Is a 502 error my fault?

Not necessarily. While 502 errors can certainly be caused by mistakes in your site’s configuration or overload from too much traffic, they can also occur due to issues outside of your control. Problems with your hosting server, network outages, or temporary glitches can all trigger 502 errors without the site owner being at fault.

Is a 502 Bad Gateway error a sign my site was hacked?

No, 502 errors are not an indication that your site was hacked or compromised. They occur when the web server is unable to communicate with the upstream application server, which can happen for many technical reasons not related to the security of your site. Unless accompanied by other signs of malicious activity, a 502 error generally does not mean your site was attacked.

Are 502 Bad Gateway errors permanent?

Usually not. 502 errors are typically temporary issues that can be resolved by refreshing the page, clearing cached files, or waiting a short time for connectivity to be restored.
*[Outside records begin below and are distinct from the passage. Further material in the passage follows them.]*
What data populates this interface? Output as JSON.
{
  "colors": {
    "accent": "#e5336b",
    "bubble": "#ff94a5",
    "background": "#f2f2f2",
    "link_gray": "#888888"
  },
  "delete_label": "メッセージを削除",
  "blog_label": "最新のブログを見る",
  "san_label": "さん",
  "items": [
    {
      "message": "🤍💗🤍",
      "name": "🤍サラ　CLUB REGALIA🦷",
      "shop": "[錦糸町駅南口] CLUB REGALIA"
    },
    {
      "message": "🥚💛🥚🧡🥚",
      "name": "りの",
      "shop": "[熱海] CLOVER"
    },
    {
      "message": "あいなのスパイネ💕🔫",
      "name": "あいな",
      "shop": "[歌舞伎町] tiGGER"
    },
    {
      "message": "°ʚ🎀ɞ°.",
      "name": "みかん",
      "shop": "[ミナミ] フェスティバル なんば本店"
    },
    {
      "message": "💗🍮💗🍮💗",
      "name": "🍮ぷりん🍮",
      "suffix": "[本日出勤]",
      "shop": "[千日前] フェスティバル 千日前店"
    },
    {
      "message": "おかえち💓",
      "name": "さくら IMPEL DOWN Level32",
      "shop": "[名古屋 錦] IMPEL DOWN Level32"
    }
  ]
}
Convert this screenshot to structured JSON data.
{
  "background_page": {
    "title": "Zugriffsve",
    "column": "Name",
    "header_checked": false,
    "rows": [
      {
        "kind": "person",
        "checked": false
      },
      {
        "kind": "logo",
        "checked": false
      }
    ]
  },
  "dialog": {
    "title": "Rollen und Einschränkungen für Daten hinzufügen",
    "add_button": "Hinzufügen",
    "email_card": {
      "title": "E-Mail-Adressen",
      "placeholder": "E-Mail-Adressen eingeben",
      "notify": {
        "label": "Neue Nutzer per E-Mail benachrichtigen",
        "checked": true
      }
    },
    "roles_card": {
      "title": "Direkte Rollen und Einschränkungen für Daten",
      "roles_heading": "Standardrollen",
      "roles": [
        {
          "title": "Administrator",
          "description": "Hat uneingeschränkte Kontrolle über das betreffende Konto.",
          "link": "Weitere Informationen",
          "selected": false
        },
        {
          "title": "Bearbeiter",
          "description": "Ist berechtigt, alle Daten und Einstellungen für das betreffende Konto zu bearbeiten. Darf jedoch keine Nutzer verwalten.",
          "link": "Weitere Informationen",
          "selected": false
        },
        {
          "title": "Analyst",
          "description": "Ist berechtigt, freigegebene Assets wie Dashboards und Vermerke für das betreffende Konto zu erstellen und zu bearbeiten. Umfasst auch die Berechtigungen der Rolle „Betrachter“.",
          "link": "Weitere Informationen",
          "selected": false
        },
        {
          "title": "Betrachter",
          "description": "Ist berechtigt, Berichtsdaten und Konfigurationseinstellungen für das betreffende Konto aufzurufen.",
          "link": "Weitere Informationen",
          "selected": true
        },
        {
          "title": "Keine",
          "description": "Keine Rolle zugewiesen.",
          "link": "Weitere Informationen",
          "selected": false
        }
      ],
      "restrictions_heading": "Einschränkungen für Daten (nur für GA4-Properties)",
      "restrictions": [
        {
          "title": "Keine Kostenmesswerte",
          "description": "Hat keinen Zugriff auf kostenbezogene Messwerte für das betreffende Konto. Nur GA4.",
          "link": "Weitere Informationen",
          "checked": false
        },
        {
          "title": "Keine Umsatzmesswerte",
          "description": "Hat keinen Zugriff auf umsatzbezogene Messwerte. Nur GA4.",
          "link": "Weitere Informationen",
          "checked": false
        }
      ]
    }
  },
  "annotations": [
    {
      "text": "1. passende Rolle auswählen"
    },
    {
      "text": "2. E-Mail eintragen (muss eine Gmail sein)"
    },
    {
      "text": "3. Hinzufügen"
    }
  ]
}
Permanent 502 errors are rare, and usually indicative of a deeper problem with the web server or application code itself. But in most cases, 502 errors are intermittent faults that go away on their own or are easily fixed.


The notorious 502 Bad Gateway error can be frustrating, but it’s a common issue with workable solutions. The underlying causes typically stem from temporary server overload, software conflicts, or configuration issues—all manageable problems. 502 errors are rarely permanent when the root cause is addressed.

While reactive troubleshooting is sometimes needed, proactive prevention is ideal. Monitoring site traffic and server load enables scaling before spikes cause failures. Careful updates and testing helps avoid disruptive misconfigurations. Overall, attentive server and site management lessens the chances of 502s cropping up.

When issues do occur, methodical diagnosis and targeted fixes get sites back up and running smoothly. Patience and a systematic approach usually resolve 502 Bad Gateway errors with minimal downtime. Though disruptive, these gateway errors signal areas needing improvement, not intractable problems. With care and prudence, 502s can be made increasingly rare. A resilient website results from learning from these experiences and putting preventative measures in place.